=== EXERCISE DIRECTIONS ===
In your copy of the data below, reproduce every entry exactly and omit the pictures.

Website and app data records

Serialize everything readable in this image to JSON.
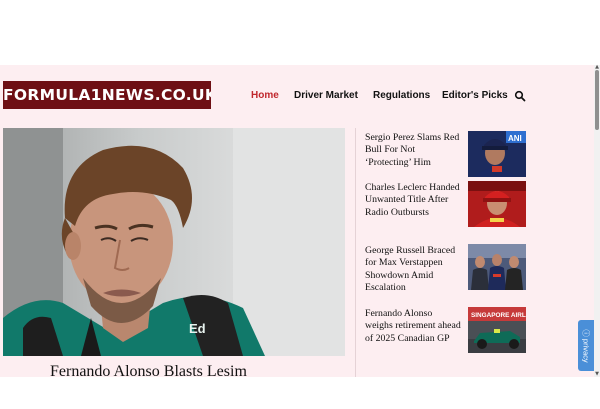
{
  "site": {
    "logo_text": "FORMULA1NEWS.CO.UK"
  },
  "nav": {
    "items": [
      {
        "label": "Home",
        "active": true
      },
      {
        "label": "Driver Market",
        "active": false
      },
      {
        "label": "Regulations",
        "active": false
      },
      {
        "label": "Editor's Picks",
        "active": false
      }
    ],
    "search_icon": "search-icon"
  },
  "hero": {
    "title": "Fernando Alonso Blasts Lesim"
  },
  "articles": [
    {
      "title": "Sergio Perez Slams Red Bull For Not ‘Protecting’ Him"
    },
    {
      "title": "Charles Leclerc Handed Unwanted Title After Radio Outbursts"
    },
    {
      "title": "George Russell Braced for Max Verstappen Showdown Amid Escalation"
    },
    {
      "title": "Fernando Alonso weighs retirement ahead of 2025 Canadian GP"
    }
  ],
  "thumb_texts": {
    "singapore": "SINGAPORE AIRL"
  },
  "privacy": {
    "label": "privacy"
  },
  "colors": {
    "accent": "#c0272d",
    "logo_bg": "#6e0f14",
    "page_bg": "#fdeef1",
    "privacy_tab": "#4a8fd8"
  }
}
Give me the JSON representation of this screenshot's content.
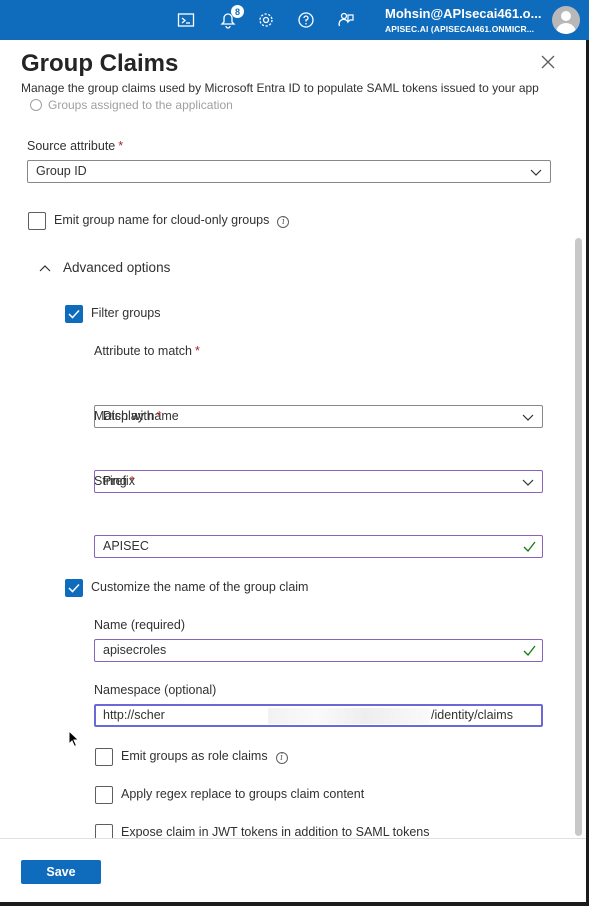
{
  "topbar": {
    "icons": [
      "cloud-shell-icon",
      "notifications-icon",
      "settings-icon",
      "help-icon",
      "feedback-icon"
    ],
    "notification_count": "8",
    "account_email": "Mohsin@APIsecai461.o...",
    "account_tenant": "APISEC.AI (APISECAI461.ONMICR..."
  },
  "panel": {
    "title": "Group Claims",
    "subtitle": "Manage the group claims used by Microsoft Entra ID to populate SAML tokens issued to your app",
    "faded_option": "Groups assigned to the application"
  },
  "form": {
    "source_attribute_label": "Source attribute",
    "source_attribute_value": "Group ID",
    "emit_cloud_only_label": "Emit group name for cloud-only groups",
    "emit_cloud_only_checked": false,
    "advanced_options_label": "Advanced options",
    "filter_groups_label": "Filter groups",
    "filter_groups_checked": true,
    "attribute_to_match_label": "Attribute to match",
    "attribute_to_match_value": "Display name",
    "match_with_label": "Match with",
    "match_with_value": "Prefix",
    "string_label": "String",
    "string_value": "APISEC",
    "customize_name_label": "Customize the name of the group claim",
    "customize_name_checked": true,
    "name_label": "Name (required)",
    "name_value": "apisecroles",
    "namespace_label": "Namespace (optional)",
    "namespace_value_start": "http://scher",
    "namespace_value_end": "/identity/claims",
    "emit_role_claims_label": "Emit groups as role claims",
    "apply_regex_label": "Apply regex replace to groups claim content",
    "expose_jwt_label": "Expose claim in JWT tokens in addition to SAML tokens",
    "required_marker": "*"
  },
  "footer": {
    "save_label": "Save"
  },
  "colors": {
    "brand_blue": "#0f6cbd",
    "required_red": "#a4262c",
    "valid_green": "#107c10"
  }
}
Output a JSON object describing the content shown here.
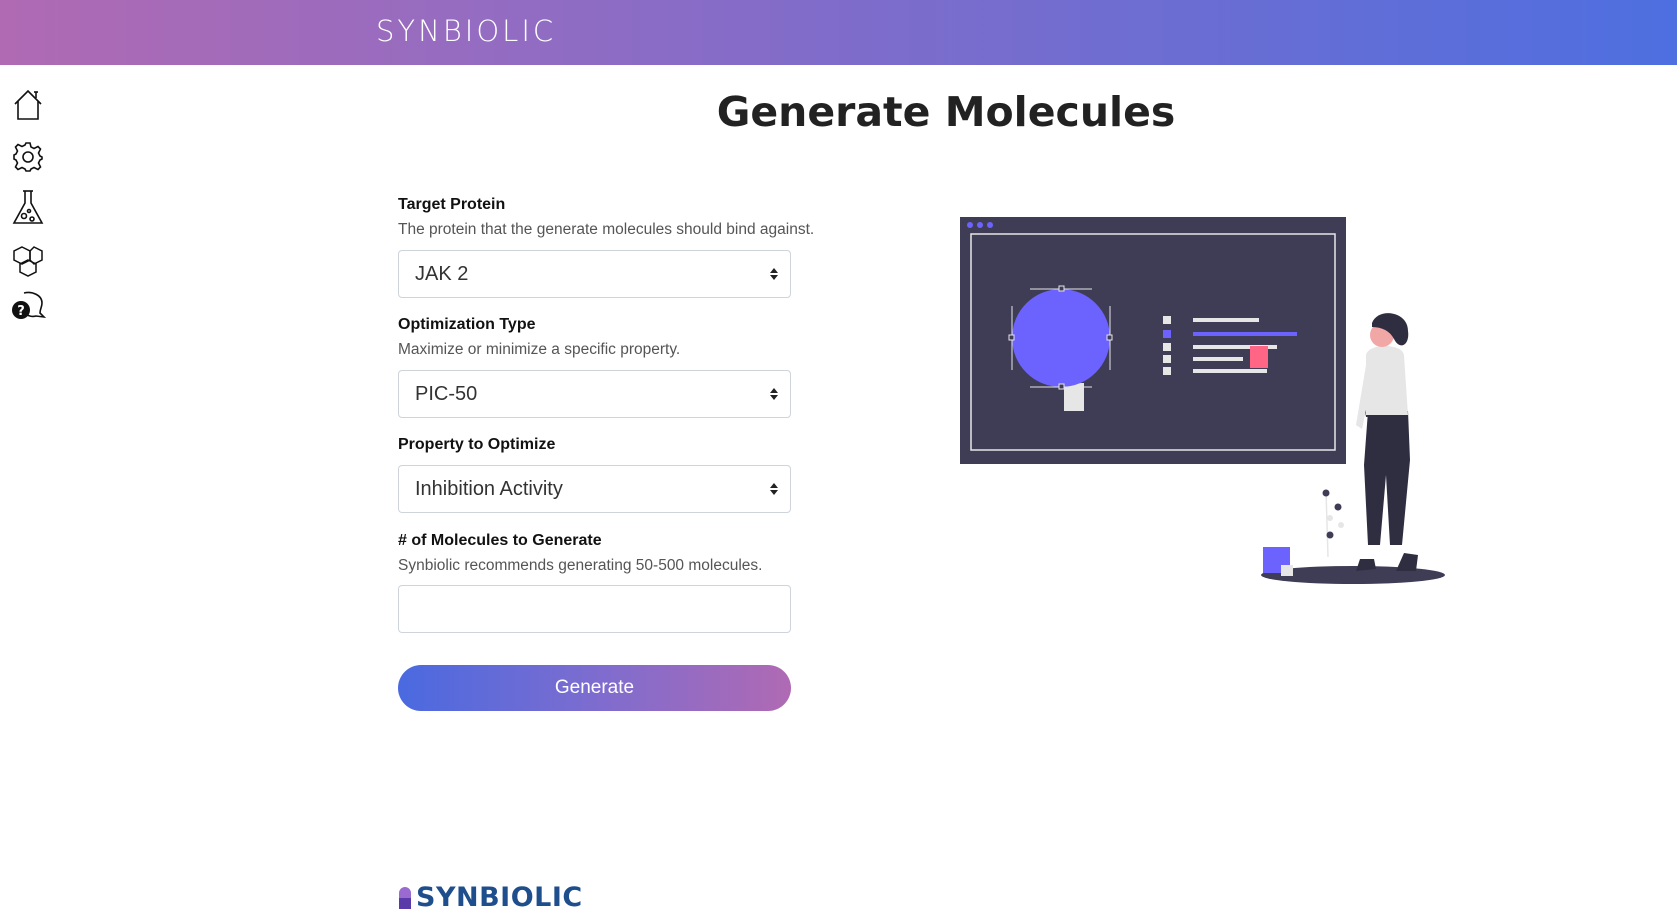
{
  "header": {
    "brand": "SYNBIOLIC",
    "gradient_start": "#b06ab3",
    "gradient_end": "#4e6fe0"
  },
  "sidebar": {
    "items": [
      {
        "icon": "home-icon"
      },
      {
        "icon": "gear-icon"
      },
      {
        "icon": "flask-icon"
      },
      {
        "icon": "molecule-icon"
      },
      {
        "icon": "help-icon"
      }
    ]
  },
  "page": {
    "title": "Generate Molecules"
  },
  "form": {
    "target_protein": {
      "label": "Target Protein",
      "help": "The protein that the generate molecules should bind against.",
      "value": "JAK 2"
    },
    "optimization_type": {
      "label": "Optimization Type",
      "help": "Maximize or minimize a specific property.",
      "value": "PIC-50"
    },
    "property": {
      "label": "Property to Optimize",
      "value": "Inhibition Activity"
    },
    "num_molecules": {
      "label": "# of Molecules to Generate",
      "help": "Synbiolic recommends generating 50-500 molecules.",
      "value": ""
    },
    "submit_label": "Generate"
  },
  "footer": {
    "logo_text": "SYNBIOLIC",
    "logo_color": "#1f4e8c"
  },
  "colors": {
    "accent": "#6c63ff",
    "dark_panel": "#3f3d56",
    "pink": "#ff6584"
  }
}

=== ANSWER BOX ===
Serialize everything readable in this image to JSON.
{
  "site": {
    "logo_text": "FORMULA1NEWS.CO.UK"
  },
  "nav": {
    "items": [
      {
        "label": "Home",
        "active": true
      },
      {
        "label": "Driver Market",
        "active": false
      },
      {
        "label": "Regulations",
        "active": false
      },
      {
        "label": "Editor's Picks",
        "active": false
      }
    ],
    "search_icon": "search-icon"
  },
  "hero": {
    "title": "Fernando Alonso Blasts Lesim"
  },
  "articles": [
    {
      "title": "Sergio Perez Slams Red Bull For Not ‘Protecting’ Him"
    },
    {
      "title": "Charles Leclerc Handed Unwanted Title After Radio Outbursts"
    },
    {
      "title": "George Russell Braced for Max Verstappen Showdown Amid Escalation"
    },
    {
      "title": "Fernando Alonso weighs retirement ahead of 2025 Canadian GP"
    }
  ],
  "thumb_texts": {
    "singapore": "SINGAPORE AIRL"
  },
  "privacy": {
    "label": "privacy"
  },
  "colors": {
    "accent": "#c0272d",
    "logo_bg": "#6e0f14",
    "page_bg": "#fdeef1",
    "privacy_tab": "#4a8fd8"
  }
}
Give me the JSON representation of this screenshot's content.
{
  "topbar": {
    "icons": [
      "cloud-shell-icon",
      "notifications-icon",
      "settings-icon",
      "help-icon",
      "feedback-icon"
    ],
    "notification_count": "8",
    "account_email": "Mohsin@APIsecai461.o...",
    "account_tenant": "APISEC.AI (APISECAI461.ONMICR..."
  },
  "panel": {
    "title": "Group Claims",
    "subtitle": "Manage the group claims used by Microsoft Entra ID to populate SAML tokens issued to your app",
    "faded_option": "Groups assigned to the application"
  },
  "form": {
    "source_attribute_label": "Source attribute",
    "source_attribute_value": "Group ID",
    "emit_cloud_only_label": "Emit group name for cloud-only groups",
    "emit_cloud_only_checked": false,
    "advanced_options_label": "Advanced options",
    "filter_groups_label": "Filter groups",
    "filter_groups_checked": true,
    "attribute_to_match_label": "Attribute to match",
    "attribute_to_match_value": "Display name",
    "match_with_label": "Match with",
    "match_with_value": "Prefix",
    "string_label": "String",
    "string_value": "APISEC",
    "customize_name_label": "Customize the name of the group claim",
    "customize_name_checked": true,
    "name_label": "Name (required)",
    "name_value": "apisecroles",
    "namespace_label": "Namespace (optional)",
    "namespace_value_start": "http://scher",
    "namespace_value_end": "/identity/claims",
    "emit_role_claims_label": "Emit groups as role claims",
    "apply_regex_label": "Apply regex replace to groups claim content",
    "expose_jwt_label": "Expose claim in JWT tokens in addition to SAML tokens",
    "required_marker": "*"
  },
  "footer": {
    "save_label": "Save"
  },
  "colors": {
    "brand_blue": "#0f6cbd",
    "required_red": "#a4262c",
    "valid_green": "#107c10"
  }
}
Output a JSON object describing the content shown here.
{
  "header": {
    "brand": "SYNBIOLIC",
    "gradient_start": "#b06ab3",
    "gradient_end": "#4e6fe0"
  },
  "sidebar": {
    "items": [
      {
        "icon": "home-icon"
      },
      {
        "icon": "gear-icon"
      },
      {
        "icon": "flask-icon"
      },
      {
        "icon": "molecule-icon"
      },
      {
        "icon": "help-icon"
      }
    ]
  },
  "page": {
    "title": "Generate Molecules"
  },
  "form": {
    "target_protein": {
      "label": "Target Protein",
      "help": "The protein that the generate molecules should bind against.",
      "value": "JAK 2"
    },
    "optimization_type": {
      "label": "Optimization Type",
      "help": "Maximize or minimize a specific property.",
      "value": "PIC-50"
    },
    "property": {
      "label": "Property to Optimize",
      "value": "Inhibition Activity"
    },
    "num_molecules": {
      "label": "# of Molecules to Generate",
      "help": "Synbiolic recommends generating 50-500 molecules.",
      "value": ""
    },
    "submit_label": "Generate"
  },
  "footer": {
    "logo_text": "SYNBIOLIC",
    "logo_color": "#1f4e8c"
  },
  "colors": {
    "accent": "#6c63ff",
    "dark_panel": "#3f3d56",
    "pink": "#ff6584"
  }
}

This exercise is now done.